  • Capitalize on CPRIT’s longstanding investments in improving outcomes in childhood cancer; with continued support, Texas can be the world leader in childhood cancer research
  • Grow and enhance the coalitions and networks delivering cancer prevention services by providing infrastructure to support them
  • Create and expand research and treatment capabilities at universities in all regions of the state
  • Boost clinical trial options to more people by reducing the institutional and patient barriers to trials
  • Increase the number and breadth of Collaborative Action Programs (CAPs) that target Texas-centric needs in cancer research and prevention.
  • Stoke the pipeline of novel cancer diagnostic and treatment discoveries at Texas universities by supporting the transition of early-stage development in the growing number of Texas-based companies
  • Double the number of NCI Designated Comprehensive Cancer Centers and elevate Texas institutions’ standing in prominent national reviews such as the U.S. News & World Report’s rankings through continued investment in research capacity, access to cutting-edge technology, and recruiting preeminent experts and the next generation of scientific leaders to Texas

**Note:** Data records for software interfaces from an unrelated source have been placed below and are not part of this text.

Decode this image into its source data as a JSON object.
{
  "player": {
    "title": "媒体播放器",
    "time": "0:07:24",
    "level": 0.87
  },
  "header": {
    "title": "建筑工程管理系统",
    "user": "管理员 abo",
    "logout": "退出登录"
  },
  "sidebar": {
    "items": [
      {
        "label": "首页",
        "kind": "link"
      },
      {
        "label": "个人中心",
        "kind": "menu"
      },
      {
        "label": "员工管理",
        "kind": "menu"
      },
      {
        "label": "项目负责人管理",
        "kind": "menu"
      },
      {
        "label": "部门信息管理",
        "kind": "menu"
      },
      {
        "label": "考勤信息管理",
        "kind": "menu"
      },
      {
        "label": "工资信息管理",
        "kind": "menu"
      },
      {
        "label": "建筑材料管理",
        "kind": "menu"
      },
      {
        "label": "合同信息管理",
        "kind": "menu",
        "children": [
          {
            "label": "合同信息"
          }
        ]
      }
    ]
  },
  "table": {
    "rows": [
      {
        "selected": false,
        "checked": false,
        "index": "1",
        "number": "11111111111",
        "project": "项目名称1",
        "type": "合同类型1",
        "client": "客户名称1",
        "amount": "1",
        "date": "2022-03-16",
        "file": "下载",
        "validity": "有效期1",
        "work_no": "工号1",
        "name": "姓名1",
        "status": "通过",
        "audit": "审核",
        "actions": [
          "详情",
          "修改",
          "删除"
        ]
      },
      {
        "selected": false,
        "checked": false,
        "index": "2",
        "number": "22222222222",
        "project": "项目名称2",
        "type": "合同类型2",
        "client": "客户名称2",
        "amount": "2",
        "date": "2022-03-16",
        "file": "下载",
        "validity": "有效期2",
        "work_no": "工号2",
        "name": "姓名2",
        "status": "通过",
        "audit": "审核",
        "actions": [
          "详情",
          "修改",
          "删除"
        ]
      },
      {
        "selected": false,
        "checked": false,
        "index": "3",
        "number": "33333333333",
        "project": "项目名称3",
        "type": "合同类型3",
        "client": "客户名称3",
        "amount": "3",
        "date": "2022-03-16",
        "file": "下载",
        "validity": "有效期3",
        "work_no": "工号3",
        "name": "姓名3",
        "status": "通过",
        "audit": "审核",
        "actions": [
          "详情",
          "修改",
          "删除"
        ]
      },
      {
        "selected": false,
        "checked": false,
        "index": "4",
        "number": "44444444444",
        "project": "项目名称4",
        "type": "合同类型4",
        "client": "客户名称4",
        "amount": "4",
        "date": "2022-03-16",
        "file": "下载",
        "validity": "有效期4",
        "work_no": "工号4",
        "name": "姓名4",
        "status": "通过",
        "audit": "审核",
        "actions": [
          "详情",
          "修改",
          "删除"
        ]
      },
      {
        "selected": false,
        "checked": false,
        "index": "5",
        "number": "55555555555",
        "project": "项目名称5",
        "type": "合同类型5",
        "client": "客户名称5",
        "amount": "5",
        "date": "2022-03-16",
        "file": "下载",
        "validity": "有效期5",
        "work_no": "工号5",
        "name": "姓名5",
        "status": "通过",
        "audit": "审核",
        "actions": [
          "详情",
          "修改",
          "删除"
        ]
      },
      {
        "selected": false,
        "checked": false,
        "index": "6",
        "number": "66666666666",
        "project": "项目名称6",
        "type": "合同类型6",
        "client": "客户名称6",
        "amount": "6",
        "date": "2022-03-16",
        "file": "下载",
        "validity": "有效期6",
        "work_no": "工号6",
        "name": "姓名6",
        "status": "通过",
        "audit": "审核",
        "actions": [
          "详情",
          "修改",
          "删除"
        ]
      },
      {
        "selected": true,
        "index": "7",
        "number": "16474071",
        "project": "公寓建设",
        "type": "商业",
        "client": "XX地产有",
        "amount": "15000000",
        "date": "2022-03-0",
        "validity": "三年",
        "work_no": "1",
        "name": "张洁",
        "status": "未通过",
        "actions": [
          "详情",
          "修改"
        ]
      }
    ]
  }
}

  • Co-invest with established bio-tech venture capital firms in promising Texas-based companies, sharing the risks and rewards equally